US20050123726A1 (en) Laminated structurally elastic-like film web substrate
US5958555A (en) Disposable wiper sheet
US6602387B1 (en) Thick and smooth multi-ply tissue
US20050136772A1 (en) Composite structures containing tissue webs and other nonwovens
US6280757B1 (en) Cleansing articles for skin or hair
US6878433B2 (en) Applications for laminate web
US3672949A (en) Adhesively laminated creped tissue product
US5980673A (en) Wiping sheet and method for producing the same
US7252870B2 (en) Nonwovens having reduced Poisson ratio
US6162327A (en) Multifunctional tissue paper product
US6458447B1 (en) Extensible paper web and method of forming
US20040115431A1 (en) Meltblown scrubbing product
US20050129897A1 (en) Disposable scrubbing product
US20050130536A1 (en) Disposable scrubbing product
US7682686B2 (en) Tufted fibrous web

Legal Events

Date Code Title Description
AS Assignment

Owner name: PROCTER & GAMBLE COMPANY, THE, OHIO

Free format text: ASSIGNMENT OF ASSIGNORS INTEREST;ASSIGNORS:NISSING, NICHOLAS JAMES;CABELL, DAVID WILLIAM;REEL/FRAME:010291/0898

Effective date: 19990113

FPAY Fee payment

Year of fee payment: 4

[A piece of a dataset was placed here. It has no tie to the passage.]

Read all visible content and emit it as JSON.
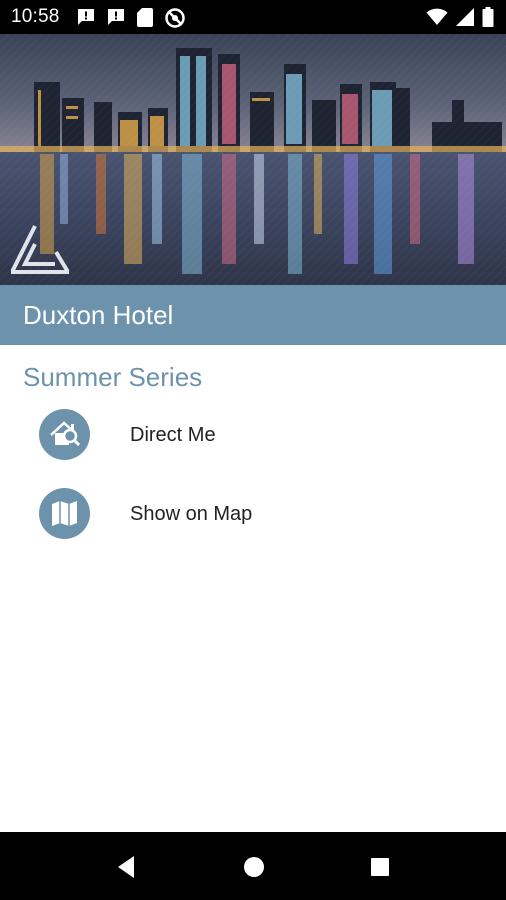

FPAY Fee payment

Year of fee payment: 8

FPAY Fee payment

Year of fee payment: 12